Say Goodbye, Damn It

I wrote this a while ago.  But as we start a new year, I think it's important to wrap up any unfinished business from the old before moving on to the new.  Here are some of my thoughts.

Many years ago, before I went to grad school, I worked at a psychiatric treatment center with adolescent girls.  It was the job that changed the course of my life, but that's another story.  Before they left the treatment center, the girls were allowed to set up "goodbye talks" with friends.  I don't think any of the girls I was monitoring ever actually said "goodbye" during their talks.  Instead they used the time to talk or hang out.   Why, I wondered. Maybe they didn't know how to say goodbye, or maybe it's just too painful.

Thinking about it now, and seeing how badly I  handled opportunities to end relationships with dignity, I think both are true.  I also believe that two of our major life tasks are learning how to say "hello," or welcome people into our lives, and "goodbye," or letting go with grace.  This makes me think of a story I read recently.  Sandra Bem, feminist psychologist and pioneer in gender roles research, committed suicide earlier this year.  Sandra had been diagnosed with Alzheimer's disease about 5 years ago.  Early in the disease, Sandra decided that she wanted to end her life before the disease took away everything she held dear.  She talked about her decision with friends and family, bringing it up on occasion to help the people she loved come to terms with her decision and her death.  As she continued to decline, Sandra picked a date. The Sunday before, friends and family gathered in her living room to recount special memories and her accomplishments over the years, most of which she had forgotten.  Having her life mirrored to her by loved-ones was powerful for everyone there.  On the night of her death, Sandra took the cocktail she had ordered while her husband was out of the room.  She then called him in, and asked him to hold her while she died.  During this time, friends and family were at a friend's house making dinner and comforting each other.  

Regardless of how you feel about suicide, this was an amazing goodbye.  The comfort and support available to everyone was profound.  And everyone had the opportunity to say what they needed to say and to get closure without regrets.  This goodbye was epic.  Thankfully, most of the goodbyes we encounter in life are not about the death of a loved one.  How do we manage those?
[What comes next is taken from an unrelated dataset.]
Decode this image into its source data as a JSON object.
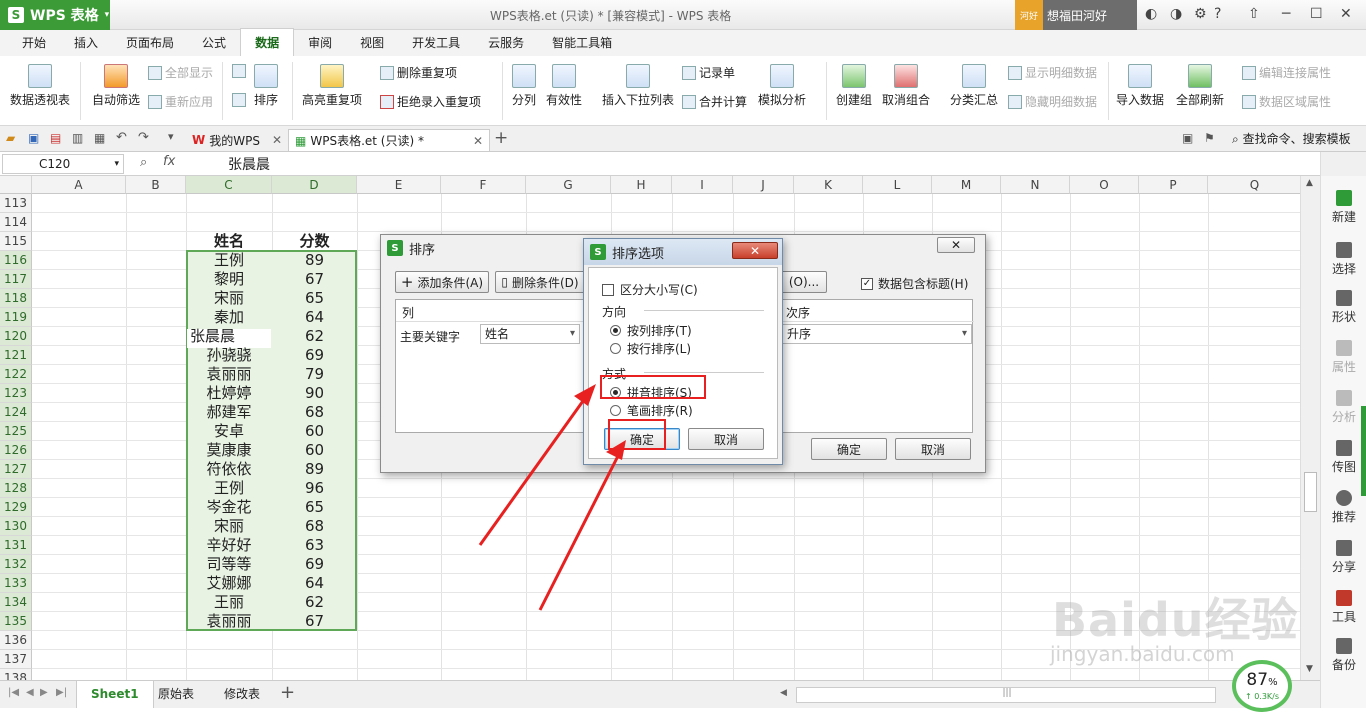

Years ago, I was in a group with a man who had a huge impact on my life.  We were in group together for a long time and had developed a deep bond.  In group therapy, the relationships you develop are for therapeutic purposes not social.  Therefore, these bonds can be very intense and life altering.  So it came time for me to leave group, and I needed to have my "goodbye talks."  When it was his turn to say goodbye to me, my friend wrote me the most beautiful note on the back of a picture of his daughter, stating how much the relationship meant to him.  When it was my turn, I had very little to give him.  To this day, I regret not having brought more of myself to the process.  What happened?  I think I was not ready to let the relationship go.  It felt too sad, and I avoided facing this very important moment.  I still have regret. 

So what could it look like?  Share memories, talk about both the good times and bad.  State what you will miss, and how that person has impacted your life.  Make amends, say you're sorry for mistakes you've made and hurts you might have caused.  Put it all on the table, and say "goodbye."  Walk away with longing and sadness, but no regrets.